(Exercise instructions): Below are the records; copy every line in them that holds the string "Catch".

(Supplied material):

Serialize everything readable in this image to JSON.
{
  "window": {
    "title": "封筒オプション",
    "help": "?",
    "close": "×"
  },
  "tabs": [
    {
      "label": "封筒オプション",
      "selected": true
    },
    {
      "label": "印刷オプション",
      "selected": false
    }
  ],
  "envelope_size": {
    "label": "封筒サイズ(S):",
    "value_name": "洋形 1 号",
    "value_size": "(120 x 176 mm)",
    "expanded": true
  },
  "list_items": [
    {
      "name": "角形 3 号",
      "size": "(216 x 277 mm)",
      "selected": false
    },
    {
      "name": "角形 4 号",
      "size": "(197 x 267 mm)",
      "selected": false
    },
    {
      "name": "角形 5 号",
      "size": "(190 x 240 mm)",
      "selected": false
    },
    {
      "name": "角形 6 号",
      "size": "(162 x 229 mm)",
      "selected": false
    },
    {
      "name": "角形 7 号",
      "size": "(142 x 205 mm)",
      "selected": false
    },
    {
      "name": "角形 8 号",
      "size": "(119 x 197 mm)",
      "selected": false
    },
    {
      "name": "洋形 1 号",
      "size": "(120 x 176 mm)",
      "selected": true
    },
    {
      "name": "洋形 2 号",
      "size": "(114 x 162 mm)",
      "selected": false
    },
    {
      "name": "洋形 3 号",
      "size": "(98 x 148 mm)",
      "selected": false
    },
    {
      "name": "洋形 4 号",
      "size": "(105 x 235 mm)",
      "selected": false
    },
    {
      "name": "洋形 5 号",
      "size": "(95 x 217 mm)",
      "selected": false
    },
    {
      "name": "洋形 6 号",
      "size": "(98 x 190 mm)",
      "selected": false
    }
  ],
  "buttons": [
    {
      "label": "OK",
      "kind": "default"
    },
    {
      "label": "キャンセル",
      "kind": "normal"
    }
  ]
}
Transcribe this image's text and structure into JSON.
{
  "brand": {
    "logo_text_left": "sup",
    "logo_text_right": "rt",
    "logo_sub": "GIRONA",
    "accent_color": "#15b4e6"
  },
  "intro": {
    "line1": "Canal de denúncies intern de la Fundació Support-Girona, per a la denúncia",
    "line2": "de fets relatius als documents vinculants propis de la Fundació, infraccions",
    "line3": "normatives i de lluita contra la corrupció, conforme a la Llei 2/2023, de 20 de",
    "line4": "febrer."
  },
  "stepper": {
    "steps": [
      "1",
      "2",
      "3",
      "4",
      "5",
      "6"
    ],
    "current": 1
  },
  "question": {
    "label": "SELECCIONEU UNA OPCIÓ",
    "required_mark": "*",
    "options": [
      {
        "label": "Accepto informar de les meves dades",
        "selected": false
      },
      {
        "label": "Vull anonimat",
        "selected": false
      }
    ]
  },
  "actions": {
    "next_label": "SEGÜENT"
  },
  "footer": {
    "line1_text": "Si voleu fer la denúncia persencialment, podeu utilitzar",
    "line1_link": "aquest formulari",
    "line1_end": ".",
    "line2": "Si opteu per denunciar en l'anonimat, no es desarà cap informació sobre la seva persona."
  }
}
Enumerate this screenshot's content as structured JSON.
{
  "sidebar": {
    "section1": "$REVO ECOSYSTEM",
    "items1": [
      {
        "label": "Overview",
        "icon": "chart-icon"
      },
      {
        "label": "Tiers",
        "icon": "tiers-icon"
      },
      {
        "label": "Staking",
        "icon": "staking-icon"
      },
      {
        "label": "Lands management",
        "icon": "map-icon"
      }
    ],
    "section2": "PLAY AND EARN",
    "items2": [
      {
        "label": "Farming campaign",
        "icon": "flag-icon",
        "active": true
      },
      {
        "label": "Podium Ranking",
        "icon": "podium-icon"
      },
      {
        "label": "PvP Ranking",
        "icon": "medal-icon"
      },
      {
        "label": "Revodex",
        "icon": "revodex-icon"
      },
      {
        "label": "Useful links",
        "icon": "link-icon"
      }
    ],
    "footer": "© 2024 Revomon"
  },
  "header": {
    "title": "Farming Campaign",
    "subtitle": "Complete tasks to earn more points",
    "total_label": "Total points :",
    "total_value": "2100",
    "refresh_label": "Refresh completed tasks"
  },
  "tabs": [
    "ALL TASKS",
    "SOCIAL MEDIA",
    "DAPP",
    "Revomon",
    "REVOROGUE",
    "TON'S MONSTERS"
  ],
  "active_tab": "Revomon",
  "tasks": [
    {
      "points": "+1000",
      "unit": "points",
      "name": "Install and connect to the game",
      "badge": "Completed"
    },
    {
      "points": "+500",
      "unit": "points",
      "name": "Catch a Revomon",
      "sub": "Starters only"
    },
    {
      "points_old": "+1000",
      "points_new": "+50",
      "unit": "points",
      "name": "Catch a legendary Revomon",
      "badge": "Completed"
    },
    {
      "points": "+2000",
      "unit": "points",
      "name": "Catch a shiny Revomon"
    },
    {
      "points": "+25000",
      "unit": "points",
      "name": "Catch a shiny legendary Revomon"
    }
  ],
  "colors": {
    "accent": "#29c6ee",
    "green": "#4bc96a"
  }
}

(Output for this task):
      "name": "Catch a Revomon",
      "name": "Catch a legendary Revomon",
      "name": "Catch a shiny Revomon"
      "name": "Catch a shiny legendary Revomon"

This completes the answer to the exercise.